With nothing added and nothing dropped, write out all of the entries below.
---*---
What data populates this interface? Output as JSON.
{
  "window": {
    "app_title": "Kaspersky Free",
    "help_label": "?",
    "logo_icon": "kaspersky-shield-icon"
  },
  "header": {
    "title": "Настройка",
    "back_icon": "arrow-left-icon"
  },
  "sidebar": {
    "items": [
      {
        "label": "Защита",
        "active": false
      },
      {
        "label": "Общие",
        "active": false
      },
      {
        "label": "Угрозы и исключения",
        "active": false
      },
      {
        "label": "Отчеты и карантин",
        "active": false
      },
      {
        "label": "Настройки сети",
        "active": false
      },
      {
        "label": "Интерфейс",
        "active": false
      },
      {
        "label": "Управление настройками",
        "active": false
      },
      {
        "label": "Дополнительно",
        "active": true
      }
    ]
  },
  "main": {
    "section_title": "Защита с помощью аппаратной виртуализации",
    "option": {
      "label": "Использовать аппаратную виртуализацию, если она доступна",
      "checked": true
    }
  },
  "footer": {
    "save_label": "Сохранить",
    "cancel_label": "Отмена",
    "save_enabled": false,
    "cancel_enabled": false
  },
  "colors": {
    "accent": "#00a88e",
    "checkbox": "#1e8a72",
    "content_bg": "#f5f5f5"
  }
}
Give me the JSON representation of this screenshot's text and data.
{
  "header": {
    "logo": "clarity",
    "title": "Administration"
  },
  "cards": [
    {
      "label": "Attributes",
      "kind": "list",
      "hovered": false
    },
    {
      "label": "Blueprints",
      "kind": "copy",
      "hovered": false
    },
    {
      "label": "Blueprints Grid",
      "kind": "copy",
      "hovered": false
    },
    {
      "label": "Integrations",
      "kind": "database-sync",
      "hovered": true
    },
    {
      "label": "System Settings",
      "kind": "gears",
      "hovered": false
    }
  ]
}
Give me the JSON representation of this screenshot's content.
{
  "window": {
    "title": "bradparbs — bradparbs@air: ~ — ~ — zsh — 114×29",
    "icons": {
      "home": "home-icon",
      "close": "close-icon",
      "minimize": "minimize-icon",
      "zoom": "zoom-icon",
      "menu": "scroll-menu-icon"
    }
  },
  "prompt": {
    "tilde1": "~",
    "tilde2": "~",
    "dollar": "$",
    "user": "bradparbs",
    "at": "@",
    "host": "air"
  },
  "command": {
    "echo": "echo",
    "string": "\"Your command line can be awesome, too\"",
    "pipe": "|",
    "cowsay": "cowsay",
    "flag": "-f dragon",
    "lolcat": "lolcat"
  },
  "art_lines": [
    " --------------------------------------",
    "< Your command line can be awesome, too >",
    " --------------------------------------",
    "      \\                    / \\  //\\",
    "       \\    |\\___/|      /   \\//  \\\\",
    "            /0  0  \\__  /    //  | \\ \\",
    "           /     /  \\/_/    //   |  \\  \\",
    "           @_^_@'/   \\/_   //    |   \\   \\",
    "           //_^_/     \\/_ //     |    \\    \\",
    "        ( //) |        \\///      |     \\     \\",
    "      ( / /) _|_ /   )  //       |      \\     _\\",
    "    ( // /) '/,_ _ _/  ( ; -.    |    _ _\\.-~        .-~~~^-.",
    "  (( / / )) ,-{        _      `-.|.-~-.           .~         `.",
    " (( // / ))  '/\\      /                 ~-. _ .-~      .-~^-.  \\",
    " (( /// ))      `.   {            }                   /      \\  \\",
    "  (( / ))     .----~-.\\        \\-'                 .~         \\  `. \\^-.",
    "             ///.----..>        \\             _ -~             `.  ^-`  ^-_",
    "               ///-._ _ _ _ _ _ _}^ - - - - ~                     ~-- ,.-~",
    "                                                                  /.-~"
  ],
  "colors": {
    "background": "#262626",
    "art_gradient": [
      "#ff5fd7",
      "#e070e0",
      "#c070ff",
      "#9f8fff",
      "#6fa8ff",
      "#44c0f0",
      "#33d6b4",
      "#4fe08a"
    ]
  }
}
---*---
* [Task solution]:
What data populates this interface? Output as JSON.
{
  "window": {
    "app_title": "Kaspersky Free",
    "help_label": "?",
    "logo_icon": "kaspersky-shield-icon"
  },
  "header": {
    "title": "Настройка",
    "back_icon": "arrow-left-icon"
  },
  "sidebar": {
    "items": [
      {
        "label": "Защита",
        "active": false
      },
      {
        "label": "Общие",
        "active": false
      },
      {
        "label": "Угрозы и исключения",
        "active": false
      },
      {
        "label": "Отчеты и карантин",
        "active": false
      },
      {
        "label": "Настройки сети",
        "active": false
      },
      {
        "label": "Интерфейс",
        "active": false
      },
      {
        "label": "Управление настройками",
        "active": false
      },
      {
        "label": "Дополнительно",
        "active": true
      }
    ]
  },
  "main": {
    "section_title": "Защита с помощью аппаратной виртуализации",
    "option": {
      "label": "Использовать аппаратную виртуализацию, если она доступна",
      "checked": true
    }
  },
  "footer": {
    "save_label": "Сохранить",
    "cancel_label": "Отмена",
    "save_enabled": false,
    "cancel_enabled": false
  },
  "colors": {
    "accent": "#00a88e",
    "checkbox": "#1e8a72",
    "content_bg": "#f5f5f5"
  }
}
Give me the JSON representation of this screenshot's text and data.
{
  "header": {
    "logo": "clarity",
    "title": "Administration"
  },
  "cards": [
    {
      "label": "Attributes",
      "kind": "list",
      "hovered": false
    },
    {
      "label": "Blueprints",
      "kind": "copy",
      "hovered": false
    },
    {
      "label": "Blueprints Grid",
      "kind": "copy",
      "hovered": false
    },
    {
      "label": "Integrations",
      "kind": "database-sync",
      "hovered": true
    },
    {
      "label": "System Settings",
      "kind": "gears",
      "hovered": false
    }
  ]
}
Give me the JSON representation of this screenshot's content.
{
  "window": {
    "title": "bradparbs — bradparbs@air: ~ — ~ — zsh — 114×29",
    "icons": {
      "home": "home-icon",
      "close": "close-icon",
      "minimize": "minimize-icon",
      "zoom": "zoom-icon",
      "menu": "scroll-menu-icon"
    }
  },
  "prompt": {
    "tilde1": "~",
    "tilde2": "~",
    "dollar": "$",
    "user": "bradparbs",
    "at": "@",
    "host": "air"
  },
  "command": {
    "echo": "echo",
    "string": "\"Your command line can be awesome, too\"",
    "pipe": "|",
    "cowsay": "cowsay",
    "flag": "-f dragon",
    "lolcat": "lolcat"
  },
  "art_lines": [
    " --------------------------------------",
    "< Your command line can be awesome, too >",
    " --------------------------------------",
    "      \\                    / \\  //\\",
    "       \\    |\\___/|      /   \\//  \\\\",
    "            /0  0  \\__  /    //  | \\ \\",
    "           /     /  \\/_/    //   |  \\  \\",
    "           @_^_@'/   \\/_   //    |   \\   \\",
    "           //_^_/     \\/_ //     |    \\    \\",
    "        ( //) |        \\///      |     \\     \\",
    "      ( / /) _|_ /   )  //       |      \\     _\\",
    "    ( // /) '/,_ _ _/  ( ; -.    |    _ _\\.-~        .-~~~^-.",
    "  (( / / )) ,-{        _      `-.|.-~-.           .~         `.",
    " (( // / ))  '/\\      /                 ~-. _ .-~      .-~^-.  \\",
    " (( /// ))      `.   {            }                   /      \\  \\",
    "  (( / ))     .----~-.\\        \\-'                 .~         \\  `. \\^-.",
    "             ///.----..>        \\             _ -~             `.  ^-`  ^-_",
    "               ///-._ _ _ _ _ _ _}^ - - - - ~                     ~-- ,.-~",
    "                                                                  /.-~"
  ],
  "colors": {
    "background": "#262626",
    "art_gradient": [
      "#ff5fd7",
      "#e070e0",
      "#c070ff",
      "#9f8fff",
      "#6fa8ff",
      "#44c0f0",
      "#33d6b4",
      "#4fe08a"
    ]
  }
}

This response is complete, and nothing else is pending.